(Data for review)

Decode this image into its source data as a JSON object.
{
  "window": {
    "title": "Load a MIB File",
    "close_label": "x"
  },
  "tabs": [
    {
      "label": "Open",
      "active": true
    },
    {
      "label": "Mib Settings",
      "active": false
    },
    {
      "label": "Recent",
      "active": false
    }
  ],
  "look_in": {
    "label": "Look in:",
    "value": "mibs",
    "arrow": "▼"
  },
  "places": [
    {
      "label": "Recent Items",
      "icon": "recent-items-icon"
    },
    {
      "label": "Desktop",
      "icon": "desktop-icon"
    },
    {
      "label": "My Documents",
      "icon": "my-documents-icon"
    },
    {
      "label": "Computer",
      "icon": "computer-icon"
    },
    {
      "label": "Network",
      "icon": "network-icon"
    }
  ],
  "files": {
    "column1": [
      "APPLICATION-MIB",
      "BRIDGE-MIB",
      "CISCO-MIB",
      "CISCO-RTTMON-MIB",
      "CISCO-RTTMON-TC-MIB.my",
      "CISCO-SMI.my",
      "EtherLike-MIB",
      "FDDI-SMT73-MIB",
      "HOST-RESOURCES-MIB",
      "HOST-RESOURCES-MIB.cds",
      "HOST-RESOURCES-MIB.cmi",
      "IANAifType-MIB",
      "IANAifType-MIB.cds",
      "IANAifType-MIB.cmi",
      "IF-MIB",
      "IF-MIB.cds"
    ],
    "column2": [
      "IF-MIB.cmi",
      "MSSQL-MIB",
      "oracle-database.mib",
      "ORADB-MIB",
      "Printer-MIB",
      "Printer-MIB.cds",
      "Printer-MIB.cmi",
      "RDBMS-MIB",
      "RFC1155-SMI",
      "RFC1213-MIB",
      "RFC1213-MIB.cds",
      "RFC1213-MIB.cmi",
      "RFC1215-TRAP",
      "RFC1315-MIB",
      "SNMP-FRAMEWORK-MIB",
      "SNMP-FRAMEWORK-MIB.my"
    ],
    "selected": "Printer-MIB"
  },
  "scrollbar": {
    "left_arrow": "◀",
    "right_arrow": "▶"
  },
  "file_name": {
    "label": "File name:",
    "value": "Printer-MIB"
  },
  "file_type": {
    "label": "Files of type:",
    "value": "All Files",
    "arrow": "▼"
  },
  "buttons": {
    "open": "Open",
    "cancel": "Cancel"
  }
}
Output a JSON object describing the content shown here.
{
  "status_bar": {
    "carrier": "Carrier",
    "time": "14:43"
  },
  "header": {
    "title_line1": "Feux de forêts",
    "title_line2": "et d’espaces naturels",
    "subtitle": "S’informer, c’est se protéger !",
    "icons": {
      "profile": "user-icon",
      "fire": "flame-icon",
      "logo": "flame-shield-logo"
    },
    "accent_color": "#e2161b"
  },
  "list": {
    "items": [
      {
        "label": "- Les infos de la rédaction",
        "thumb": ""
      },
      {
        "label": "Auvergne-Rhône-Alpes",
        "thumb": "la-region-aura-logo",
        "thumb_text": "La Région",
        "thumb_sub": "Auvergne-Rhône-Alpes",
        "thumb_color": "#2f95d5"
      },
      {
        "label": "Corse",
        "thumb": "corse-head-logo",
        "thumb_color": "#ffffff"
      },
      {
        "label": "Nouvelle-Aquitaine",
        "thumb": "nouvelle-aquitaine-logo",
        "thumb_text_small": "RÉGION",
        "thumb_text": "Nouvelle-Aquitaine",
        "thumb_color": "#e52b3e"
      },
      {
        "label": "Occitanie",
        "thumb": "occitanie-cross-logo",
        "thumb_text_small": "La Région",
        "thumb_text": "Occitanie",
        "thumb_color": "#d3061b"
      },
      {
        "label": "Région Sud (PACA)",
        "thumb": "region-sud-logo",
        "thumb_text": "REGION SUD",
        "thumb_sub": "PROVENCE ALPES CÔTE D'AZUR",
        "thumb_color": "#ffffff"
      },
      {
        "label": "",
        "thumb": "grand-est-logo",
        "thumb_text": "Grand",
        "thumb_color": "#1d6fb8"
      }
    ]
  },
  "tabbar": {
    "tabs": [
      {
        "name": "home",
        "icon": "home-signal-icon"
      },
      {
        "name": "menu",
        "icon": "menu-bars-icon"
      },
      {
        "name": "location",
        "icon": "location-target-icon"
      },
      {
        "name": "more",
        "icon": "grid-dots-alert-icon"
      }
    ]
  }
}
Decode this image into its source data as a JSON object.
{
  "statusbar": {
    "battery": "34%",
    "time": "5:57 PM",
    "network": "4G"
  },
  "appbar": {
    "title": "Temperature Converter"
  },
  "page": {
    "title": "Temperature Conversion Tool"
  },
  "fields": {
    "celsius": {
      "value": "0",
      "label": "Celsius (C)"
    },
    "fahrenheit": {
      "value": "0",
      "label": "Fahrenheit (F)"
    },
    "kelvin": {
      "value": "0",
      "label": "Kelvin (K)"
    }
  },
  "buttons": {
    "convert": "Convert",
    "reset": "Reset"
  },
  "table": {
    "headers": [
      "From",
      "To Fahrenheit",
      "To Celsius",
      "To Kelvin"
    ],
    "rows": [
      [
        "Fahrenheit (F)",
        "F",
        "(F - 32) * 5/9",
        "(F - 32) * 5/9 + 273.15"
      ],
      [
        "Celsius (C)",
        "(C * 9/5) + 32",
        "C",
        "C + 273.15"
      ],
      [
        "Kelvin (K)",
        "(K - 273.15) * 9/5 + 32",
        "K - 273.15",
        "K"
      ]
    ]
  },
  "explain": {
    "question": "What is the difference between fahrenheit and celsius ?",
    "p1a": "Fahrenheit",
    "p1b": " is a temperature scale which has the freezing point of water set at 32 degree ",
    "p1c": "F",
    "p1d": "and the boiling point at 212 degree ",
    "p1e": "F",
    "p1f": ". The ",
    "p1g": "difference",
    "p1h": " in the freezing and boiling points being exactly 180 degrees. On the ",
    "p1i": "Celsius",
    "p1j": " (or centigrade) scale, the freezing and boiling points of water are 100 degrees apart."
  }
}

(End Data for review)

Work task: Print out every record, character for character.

Response:
Decode this image into its source data as a JSON object.
{
  "window": {
    "title": "Load a MIB File",
    "close_label": "x"
  },
  "tabs": [
    {
      "label": "Open",
      "active": true
    },
    {
      "label": "Mib Settings",
      "active": false
    },
    {
      "label": "Recent",
      "active": false
    }
  ],
  "look_in": {
    "label": "Look in:",
    "value": "mibs",
    "arrow": "▼"
  },
  "places": [
    {
      "label": "Recent Items",
      "icon": "recent-items-icon"
    },
    {
      "label": "Desktop",
      "icon": "desktop-icon"
    },
    {
      "label": "My Documents",
      "icon": "my-documents-icon"
    },
    {
      "label": "Computer",
      "icon": "computer-icon"
    },
    {
      "label": "Network",
      "icon": "network-icon"
    }
  ],
  "files": {
    "column1": [
      "APPLICATION-MIB",
      "BRIDGE-MIB",
      "CISCO-MIB",
      "CISCO-RTTMON-MIB",
      "CISCO-RTTMON-TC-MIB.my",
      "CISCO-SMI.my",
      "EtherLike-MIB",
      "FDDI-SMT73-MIB",
      "HOST-RESOURCES-MIB",
      "HOST-RESOURCES-MIB.cds",
      "HOST-RESOURCES-MIB.cmi",
      "IANAifType-MIB",
      "IANAifType-MIB.cds",
      "IANAifType-MIB.cmi",
      "IF-MIB",
      "IF-MIB.cds"
    ],
    "column2": [
      "IF-MIB.cmi",
      "MSSQL-MIB",
      "oracle-database.mib",
      "ORADB-MIB",
      "Printer-MIB",
      "Printer-MIB.cds",
      "Printer-MIB.cmi",
      "RDBMS-MIB",
      "RFC1155-SMI",
      "RFC1213-MIB",
      "RFC1213-MIB.cds",
      "RFC1213-MIB.cmi",
      "RFC1215-TRAP",
      "RFC1315-MIB",
      "SNMP-FRAMEWORK-MIB",
      "SNMP-FRAMEWORK-MIB.my"
    ],
    "selected": "Printer-MIB"
  },
  "scrollbar": {
    "left_arrow": "◀",
    "right_arrow": "▶"
  },
  "file_name": {
    "label": "File name:",
    "value": "Printer-MIB"
  },
  "file_type": {
    "label": "Files of type:",
    "value": "All Files",
    "arrow": "▼"
  },
  "buttons": {
    "open": "Open",
    "cancel": "Cancel"
  }
}
Output a JSON object describing the content shown here.
{
  "status_bar": {
    "carrier": "Carrier",
    "time": "14:43"
  },
  "header": {
    "title_line1": "Feux de forêts",
    "title_line2": "et d’espaces naturels",
    "subtitle": "S’informer, c’est se protéger !",
    "icons": {
      "profile": "user-icon",
      "fire": "flame-icon",
      "logo": "flame-shield-logo"
    },
    "accent_color": "#e2161b"
  },
  "list": {
    "items": [
      {
        "label": "- Les infos de la rédaction",
        "thumb": ""
      },
      {
        "label": "Auvergne-Rhône-Alpes",
        "thumb": "la-region-aura-logo",
        "thumb_text": "La Région",
        "thumb_sub": "Auvergne-Rhône-Alpes",
        "thumb_color": "#2f95d5"
      },
      {
        "label": "Corse",
        "thumb": "corse-head-logo",
        "thumb_color": "#ffffff"
      },
      {
        "label": "Nouvelle-Aquitaine",
        "thumb": "nouvelle-aquitaine-logo",
        "thumb_text_small": "RÉGION",
        "thumb_text": "Nouvelle-Aquitaine",
        "thumb_color": "#e52b3e"
      },
      {
        "label": "Occitanie",
        "thumb": "occitanie-cross-logo",
        "thumb_text_small": "La Région",
        "thumb_text": "Occitanie",
        "thumb_color": "#d3061b"
      },
      {
        "label": "Région Sud (PACA)",
        "thumb": "region-sud-logo",
        "thumb_text": "REGION SUD",
        "thumb_sub": "PROVENCE ALPES CÔTE D'AZUR",
        "thumb_color": "#ffffff"
      },
      {
        "label": "",
        "thumb": "grand-est-logo",
        "thumb_text": "Grand",
        "thumb_color": "#1d6fb8"
      }
    ]
  },
  "tabbar": {
    "tabs": [
      {
        "name": "home",
        "icon": "home-signal-icon"
      },
      {
        "name": "menu",
        "icon": "menu-bars-icon"
      },
      {
        "name": "location",
        "icon": "location-target-icon"
      },
      {
        "name": "more",
        "icon": "grid-dots-alert-icon"
      }
    ]
  }
}
Decode this image into its source data as a JSON object.
{
  "statusbar": {
    "battery": "34%",
    "time": "5:57 PM",
    "network": "4G"
  },
  "appbar": {
    "title": "Temperature Converter"
  },
  "page": {
    "title": "Temperature Conversion Tool"
  },
  "fields": {
    "celsius": {
      "value": "0",
      "label": "Celsius (C)"
    },
    "fahrenheit": {
      "value": "0",
      "label": "Fahrenheit (F)"
    },
    "kelvin": {
      "value": "0",
      "label": "Kelvin (K)"
    }
  },
  "buttons": {
    "convert": "Convert",
    "reset": "Reset"
  },
  "table": {
    "headers": [
      "From",
      "To Fahrenheit",
      "To Celsius",
      "To Kelvin"
    ],
    "rows": [
      [
        "Fahrenheit (F)",
        "F",
        "(F - 32) * 5/9",
        "(F - 32) * 5/9 + 273.15"
      ],
      [
        "Celsius (C)",
        "(C * 9/5) + 32",
        "C",
        "C + 273.15"
      ],
      [
        "Kelvin (K)",
        "(K - 273.15) * 9/5 + 32",
        "K - 273.15",
        "K"
      ]
    ]
  },
  "explain": {
    "question": "What is the difference between fahrenheit and celsius ?",
    "p1a": "Fahrenheit",
    "p1b": " is a temperature scale which has the freezing point of water set at 32 degree ",
    "p1c": "F",
    "p1d": "and the boiling point at 212 degree ",
    "p1e": "F",
    "p1f": ". The ",
    "p1g": "difference",
    "p1h": " in the freezing and boiling points being exactly 180 degrees. On the ",
    "p1i": "Celsius",
    "p1j": " (or centigrade) scale, the freezing and boiling points of water are 100 degrees apart."
  }
}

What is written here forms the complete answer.